Brought up in a Christian environment, Rilke referred to God and leading biblical figures in a fairly orthodox way. He wrote a volume on the life of Mary, a poem representing the Annunciation and a description of the night in which Jesus doubted. It is different in his Book of Hours. This is not, as books of hours traditionally were, a collection of prayers. Part of it is about poverty, culminating in an eloquent appeal to Francis of Assisi to descend to the poor. Then there is the curious fact that a love poem Rilke originally addressed to his lover Lou Salomé figures here as addressed to God instead. There is also an avalanche of metaphorical references to God; some still picture Him as a person: a peasant with a beard, the heir to whom the poet’s soul offers herself as a woman. Many more do not.
St Francis preaching to the birds
There are passive images: the tower around which birds circle; the forest in which we wander. Others are active: God is the great breaker of walls of a besieged town; He is the turning wheel, the axis about which the poet turns. Particularly challenging to the intellect is the image of God as the cathedral we are building. Obviously He is no longer just a human figure or a trinity.

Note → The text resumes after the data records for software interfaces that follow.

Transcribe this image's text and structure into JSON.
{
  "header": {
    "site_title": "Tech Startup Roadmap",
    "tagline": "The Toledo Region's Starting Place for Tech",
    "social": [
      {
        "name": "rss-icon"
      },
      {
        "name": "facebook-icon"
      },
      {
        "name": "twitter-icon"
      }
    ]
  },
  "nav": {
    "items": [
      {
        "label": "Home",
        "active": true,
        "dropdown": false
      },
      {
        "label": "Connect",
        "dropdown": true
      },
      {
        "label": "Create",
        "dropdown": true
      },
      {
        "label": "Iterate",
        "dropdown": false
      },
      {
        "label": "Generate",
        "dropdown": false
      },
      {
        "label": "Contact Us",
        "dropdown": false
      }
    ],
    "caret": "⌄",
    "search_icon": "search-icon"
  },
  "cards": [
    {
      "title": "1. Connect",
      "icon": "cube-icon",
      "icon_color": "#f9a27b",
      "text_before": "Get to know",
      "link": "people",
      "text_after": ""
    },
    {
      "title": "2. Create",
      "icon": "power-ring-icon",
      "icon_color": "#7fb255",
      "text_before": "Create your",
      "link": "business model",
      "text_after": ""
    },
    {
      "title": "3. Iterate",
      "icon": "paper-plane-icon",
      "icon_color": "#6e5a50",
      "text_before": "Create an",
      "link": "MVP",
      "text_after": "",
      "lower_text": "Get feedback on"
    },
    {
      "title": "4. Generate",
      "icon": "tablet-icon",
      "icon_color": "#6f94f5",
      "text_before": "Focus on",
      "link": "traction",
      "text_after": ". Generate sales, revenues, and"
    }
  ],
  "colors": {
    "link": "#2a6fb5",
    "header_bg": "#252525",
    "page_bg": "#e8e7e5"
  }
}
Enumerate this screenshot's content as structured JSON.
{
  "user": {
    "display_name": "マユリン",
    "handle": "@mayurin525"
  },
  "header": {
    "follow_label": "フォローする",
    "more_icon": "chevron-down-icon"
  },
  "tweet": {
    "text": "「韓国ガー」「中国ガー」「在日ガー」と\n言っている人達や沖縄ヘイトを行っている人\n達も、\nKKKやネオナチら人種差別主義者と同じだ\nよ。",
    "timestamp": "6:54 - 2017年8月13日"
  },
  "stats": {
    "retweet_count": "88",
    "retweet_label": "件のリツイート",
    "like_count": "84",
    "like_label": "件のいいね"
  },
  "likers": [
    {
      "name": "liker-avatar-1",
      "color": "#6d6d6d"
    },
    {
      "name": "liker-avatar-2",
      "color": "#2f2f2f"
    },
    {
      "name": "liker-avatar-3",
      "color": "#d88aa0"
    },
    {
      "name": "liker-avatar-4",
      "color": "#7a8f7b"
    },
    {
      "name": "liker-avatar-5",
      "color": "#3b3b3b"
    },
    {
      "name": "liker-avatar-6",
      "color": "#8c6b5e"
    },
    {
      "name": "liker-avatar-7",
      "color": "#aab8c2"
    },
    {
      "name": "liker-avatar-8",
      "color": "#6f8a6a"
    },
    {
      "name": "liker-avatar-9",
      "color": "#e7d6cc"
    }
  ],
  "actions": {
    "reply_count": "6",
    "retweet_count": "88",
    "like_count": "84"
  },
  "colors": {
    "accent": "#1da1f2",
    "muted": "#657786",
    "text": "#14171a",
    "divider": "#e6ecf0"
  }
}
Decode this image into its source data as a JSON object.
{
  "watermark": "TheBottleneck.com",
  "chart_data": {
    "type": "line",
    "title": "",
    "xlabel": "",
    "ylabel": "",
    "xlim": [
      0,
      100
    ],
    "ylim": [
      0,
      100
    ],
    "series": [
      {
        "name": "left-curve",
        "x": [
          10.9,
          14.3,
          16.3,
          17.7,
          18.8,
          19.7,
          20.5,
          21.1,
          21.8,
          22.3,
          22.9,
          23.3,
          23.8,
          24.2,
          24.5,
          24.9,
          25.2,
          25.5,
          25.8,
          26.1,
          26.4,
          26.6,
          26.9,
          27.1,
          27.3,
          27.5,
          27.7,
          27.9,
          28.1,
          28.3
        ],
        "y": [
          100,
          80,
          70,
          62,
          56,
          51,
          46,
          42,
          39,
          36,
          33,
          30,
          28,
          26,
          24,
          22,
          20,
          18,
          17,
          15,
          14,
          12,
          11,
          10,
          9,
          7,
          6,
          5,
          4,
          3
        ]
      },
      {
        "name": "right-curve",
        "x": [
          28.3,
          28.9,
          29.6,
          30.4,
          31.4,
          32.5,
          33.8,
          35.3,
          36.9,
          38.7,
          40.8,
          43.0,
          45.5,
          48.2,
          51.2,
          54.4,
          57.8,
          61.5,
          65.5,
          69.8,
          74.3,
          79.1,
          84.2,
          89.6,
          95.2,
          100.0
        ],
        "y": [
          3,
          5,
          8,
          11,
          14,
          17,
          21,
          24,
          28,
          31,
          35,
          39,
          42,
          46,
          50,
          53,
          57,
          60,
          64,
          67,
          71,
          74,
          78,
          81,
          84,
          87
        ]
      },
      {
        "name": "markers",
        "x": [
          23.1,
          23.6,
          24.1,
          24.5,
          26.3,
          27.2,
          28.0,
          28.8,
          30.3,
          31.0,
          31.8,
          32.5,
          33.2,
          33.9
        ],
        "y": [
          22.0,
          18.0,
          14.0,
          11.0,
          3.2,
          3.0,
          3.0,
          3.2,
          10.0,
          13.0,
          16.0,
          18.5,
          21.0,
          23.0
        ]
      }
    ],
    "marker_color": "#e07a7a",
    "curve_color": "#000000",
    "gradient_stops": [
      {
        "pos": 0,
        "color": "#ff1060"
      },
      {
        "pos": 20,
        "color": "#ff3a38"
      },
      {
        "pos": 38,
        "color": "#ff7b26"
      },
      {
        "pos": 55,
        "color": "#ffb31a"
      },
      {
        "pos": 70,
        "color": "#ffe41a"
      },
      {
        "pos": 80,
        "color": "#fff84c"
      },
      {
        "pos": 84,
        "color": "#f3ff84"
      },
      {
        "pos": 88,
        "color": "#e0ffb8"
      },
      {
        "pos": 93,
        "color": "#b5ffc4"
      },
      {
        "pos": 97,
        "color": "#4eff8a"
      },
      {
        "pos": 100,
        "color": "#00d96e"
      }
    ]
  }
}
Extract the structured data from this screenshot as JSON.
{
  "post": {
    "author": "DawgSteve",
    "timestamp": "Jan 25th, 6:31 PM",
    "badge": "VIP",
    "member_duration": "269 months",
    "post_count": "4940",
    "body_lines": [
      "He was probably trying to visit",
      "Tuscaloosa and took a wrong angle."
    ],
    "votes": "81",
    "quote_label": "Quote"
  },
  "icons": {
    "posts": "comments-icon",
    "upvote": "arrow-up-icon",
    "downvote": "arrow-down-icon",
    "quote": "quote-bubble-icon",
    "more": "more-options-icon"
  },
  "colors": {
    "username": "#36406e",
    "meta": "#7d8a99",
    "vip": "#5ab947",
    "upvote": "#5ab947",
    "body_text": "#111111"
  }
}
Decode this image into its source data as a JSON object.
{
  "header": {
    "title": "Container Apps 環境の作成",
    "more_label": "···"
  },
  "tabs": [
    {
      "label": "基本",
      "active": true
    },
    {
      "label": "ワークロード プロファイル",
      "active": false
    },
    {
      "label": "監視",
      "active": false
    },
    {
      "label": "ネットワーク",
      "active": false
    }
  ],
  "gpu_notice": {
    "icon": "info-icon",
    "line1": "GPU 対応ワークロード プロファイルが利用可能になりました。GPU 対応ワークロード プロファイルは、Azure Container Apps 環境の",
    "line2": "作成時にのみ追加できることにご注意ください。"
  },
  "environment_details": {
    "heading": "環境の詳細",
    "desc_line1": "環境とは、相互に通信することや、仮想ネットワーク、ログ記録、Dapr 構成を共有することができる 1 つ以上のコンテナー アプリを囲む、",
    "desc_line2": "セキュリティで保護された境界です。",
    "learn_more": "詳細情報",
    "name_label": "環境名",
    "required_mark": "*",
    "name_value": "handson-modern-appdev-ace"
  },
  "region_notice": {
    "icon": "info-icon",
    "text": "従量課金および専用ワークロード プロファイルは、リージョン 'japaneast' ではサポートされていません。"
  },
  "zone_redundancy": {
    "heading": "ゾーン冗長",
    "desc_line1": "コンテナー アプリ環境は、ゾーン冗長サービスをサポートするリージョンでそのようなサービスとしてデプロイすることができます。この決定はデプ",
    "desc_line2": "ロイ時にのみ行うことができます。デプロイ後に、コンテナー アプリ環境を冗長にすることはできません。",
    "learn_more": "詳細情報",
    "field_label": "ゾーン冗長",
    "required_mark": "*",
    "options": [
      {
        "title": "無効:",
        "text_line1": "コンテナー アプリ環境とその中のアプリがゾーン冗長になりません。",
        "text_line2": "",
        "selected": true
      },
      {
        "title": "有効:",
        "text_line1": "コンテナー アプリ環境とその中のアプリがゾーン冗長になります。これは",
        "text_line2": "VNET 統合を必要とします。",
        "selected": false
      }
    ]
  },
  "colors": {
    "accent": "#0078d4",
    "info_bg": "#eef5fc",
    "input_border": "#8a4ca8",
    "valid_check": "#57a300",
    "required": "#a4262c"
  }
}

Interpretation of Rilke’s meaning is difficult and cannot be dogmatic. I personally consider Rilke’s view of the poet’s task a valuable clue. As a poet he did not just sing like a bird, through occasional inspiration, but was thoroughly professional. In his maturity he sat down every morning at his desk to work. In fact he was no good at anything else. He was a poor secretary to Rodin and hopeless working at the War Records Office in Vienna during the Great War.
The poet is on a holy mission for his poems which in Rilke’s own words sanctify and celebrate. In one of his poems he describes God as having lost poetry but says that when he comes to his knees the poems quietly flow back to him.
A fuller explanation of this is provided in Rilke’s great poem the Duino Elegies. Reality requires our articulation of it in language. The empirical world is partly the result of linguistic structuring. The next step in his argument is to show the poet as the creative pioneer of language seeking ever more precise and illuminating expression of our experience.
I can now venture that on my hypothesis Rilke’s God is the spirit of creativity most highly articulated in linguistic creation. This is the forest in which we are wandering, the tower which we are circling, the movement which inspires, the heir to whom we give our devotion, but also the cathedral which we are constructing.
Rilke’s philosophy aims to justify his own experience and aspirations. Life is about creation.
© Prof. Peter Rickman 2014
Peter Rickman was formerly head of the philosophy unit at City University in London.